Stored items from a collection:
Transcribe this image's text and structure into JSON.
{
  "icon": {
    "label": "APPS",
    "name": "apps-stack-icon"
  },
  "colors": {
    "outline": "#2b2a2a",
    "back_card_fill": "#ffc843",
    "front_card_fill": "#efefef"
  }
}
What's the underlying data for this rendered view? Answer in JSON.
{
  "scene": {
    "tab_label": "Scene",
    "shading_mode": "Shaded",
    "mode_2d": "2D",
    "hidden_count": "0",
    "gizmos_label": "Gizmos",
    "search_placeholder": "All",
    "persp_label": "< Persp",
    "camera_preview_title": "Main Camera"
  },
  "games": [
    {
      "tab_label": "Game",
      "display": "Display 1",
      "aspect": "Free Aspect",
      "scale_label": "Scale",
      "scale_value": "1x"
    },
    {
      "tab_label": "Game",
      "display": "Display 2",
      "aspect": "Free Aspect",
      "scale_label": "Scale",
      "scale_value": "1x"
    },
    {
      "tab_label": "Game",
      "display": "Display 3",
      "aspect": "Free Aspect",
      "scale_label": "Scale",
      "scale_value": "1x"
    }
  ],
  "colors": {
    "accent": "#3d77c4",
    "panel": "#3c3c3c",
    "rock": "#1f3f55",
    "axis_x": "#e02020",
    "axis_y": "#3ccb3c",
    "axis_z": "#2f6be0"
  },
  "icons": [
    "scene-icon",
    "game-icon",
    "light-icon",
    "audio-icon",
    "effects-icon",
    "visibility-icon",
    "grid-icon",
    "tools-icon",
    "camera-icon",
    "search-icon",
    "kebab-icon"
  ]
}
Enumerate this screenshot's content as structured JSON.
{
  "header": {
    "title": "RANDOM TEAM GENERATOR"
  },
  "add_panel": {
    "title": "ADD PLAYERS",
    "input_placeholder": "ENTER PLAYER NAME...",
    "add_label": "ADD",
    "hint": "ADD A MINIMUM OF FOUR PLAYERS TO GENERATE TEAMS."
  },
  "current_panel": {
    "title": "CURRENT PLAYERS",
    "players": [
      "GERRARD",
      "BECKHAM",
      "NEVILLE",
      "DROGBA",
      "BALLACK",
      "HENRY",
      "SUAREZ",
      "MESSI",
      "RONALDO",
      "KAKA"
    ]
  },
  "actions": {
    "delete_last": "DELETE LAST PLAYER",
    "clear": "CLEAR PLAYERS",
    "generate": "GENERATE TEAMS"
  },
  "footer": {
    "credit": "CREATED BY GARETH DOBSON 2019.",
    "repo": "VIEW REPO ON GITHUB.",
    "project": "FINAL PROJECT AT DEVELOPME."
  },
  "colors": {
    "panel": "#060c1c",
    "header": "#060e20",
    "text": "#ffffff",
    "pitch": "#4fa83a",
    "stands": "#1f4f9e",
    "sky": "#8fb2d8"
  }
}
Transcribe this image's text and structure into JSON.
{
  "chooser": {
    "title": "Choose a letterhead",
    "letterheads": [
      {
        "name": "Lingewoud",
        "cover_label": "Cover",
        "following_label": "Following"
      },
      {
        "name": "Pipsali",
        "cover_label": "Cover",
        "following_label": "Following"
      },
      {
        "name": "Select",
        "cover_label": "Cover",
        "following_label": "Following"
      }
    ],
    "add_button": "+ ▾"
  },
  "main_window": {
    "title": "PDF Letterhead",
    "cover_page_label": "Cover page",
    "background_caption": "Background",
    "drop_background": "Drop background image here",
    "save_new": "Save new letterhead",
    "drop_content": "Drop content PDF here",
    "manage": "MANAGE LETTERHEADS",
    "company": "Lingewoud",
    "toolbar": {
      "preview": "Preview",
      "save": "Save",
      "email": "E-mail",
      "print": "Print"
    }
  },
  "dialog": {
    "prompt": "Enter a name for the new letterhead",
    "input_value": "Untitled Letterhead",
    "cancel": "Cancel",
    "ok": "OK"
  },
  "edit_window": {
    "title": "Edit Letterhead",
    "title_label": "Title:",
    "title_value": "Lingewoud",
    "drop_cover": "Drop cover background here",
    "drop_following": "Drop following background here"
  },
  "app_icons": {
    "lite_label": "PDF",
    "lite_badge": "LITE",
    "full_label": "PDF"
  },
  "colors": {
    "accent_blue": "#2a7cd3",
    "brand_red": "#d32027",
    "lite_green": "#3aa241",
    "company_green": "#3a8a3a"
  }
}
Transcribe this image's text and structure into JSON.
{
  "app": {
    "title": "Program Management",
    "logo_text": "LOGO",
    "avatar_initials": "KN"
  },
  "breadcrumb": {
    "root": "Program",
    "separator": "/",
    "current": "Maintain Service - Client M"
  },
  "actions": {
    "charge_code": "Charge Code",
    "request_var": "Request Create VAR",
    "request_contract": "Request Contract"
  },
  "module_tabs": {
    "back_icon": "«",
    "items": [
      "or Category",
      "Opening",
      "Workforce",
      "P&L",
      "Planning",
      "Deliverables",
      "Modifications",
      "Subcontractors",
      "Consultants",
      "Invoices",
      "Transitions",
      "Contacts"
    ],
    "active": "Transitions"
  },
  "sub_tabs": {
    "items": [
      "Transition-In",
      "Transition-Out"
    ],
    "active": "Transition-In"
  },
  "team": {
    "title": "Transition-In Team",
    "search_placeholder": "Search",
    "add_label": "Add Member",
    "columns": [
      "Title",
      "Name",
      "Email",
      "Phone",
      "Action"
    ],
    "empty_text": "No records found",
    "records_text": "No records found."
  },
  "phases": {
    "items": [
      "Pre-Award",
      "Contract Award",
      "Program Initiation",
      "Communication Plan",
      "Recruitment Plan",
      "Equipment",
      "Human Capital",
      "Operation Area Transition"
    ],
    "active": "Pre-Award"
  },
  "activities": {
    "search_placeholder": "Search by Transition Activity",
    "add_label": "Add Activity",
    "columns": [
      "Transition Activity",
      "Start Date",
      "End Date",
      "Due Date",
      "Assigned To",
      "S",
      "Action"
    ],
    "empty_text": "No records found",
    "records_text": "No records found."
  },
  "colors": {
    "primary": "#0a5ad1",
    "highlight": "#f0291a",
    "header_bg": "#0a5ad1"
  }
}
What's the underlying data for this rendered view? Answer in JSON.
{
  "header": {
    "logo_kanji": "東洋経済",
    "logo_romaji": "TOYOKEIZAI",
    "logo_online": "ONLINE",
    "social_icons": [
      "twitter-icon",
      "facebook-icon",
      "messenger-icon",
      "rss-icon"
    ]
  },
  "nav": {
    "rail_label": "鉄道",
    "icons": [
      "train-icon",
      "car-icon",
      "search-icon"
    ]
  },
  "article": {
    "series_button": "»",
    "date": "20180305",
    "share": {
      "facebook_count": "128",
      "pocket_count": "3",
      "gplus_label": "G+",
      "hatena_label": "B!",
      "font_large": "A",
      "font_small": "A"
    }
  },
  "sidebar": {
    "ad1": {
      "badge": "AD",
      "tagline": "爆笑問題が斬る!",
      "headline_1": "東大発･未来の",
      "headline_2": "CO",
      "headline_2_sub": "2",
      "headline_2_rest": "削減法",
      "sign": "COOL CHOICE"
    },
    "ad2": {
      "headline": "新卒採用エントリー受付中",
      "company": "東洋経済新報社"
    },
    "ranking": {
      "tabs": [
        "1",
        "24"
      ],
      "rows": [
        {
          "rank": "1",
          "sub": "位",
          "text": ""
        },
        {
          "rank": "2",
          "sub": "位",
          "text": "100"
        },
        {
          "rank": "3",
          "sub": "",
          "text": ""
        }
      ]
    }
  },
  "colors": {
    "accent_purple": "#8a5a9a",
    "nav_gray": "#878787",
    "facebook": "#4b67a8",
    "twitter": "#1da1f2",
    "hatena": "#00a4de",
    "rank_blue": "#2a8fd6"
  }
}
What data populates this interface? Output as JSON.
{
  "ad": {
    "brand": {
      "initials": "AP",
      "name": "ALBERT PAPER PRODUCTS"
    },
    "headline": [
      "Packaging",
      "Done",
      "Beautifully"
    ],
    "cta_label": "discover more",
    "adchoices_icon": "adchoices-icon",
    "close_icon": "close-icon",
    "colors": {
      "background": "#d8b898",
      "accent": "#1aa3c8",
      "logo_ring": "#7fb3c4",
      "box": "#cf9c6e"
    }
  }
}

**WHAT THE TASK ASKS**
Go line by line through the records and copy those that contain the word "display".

**RESPONSE**
      "display": "Display 1",
      "display": "Display 2",
      "display": "Display 3",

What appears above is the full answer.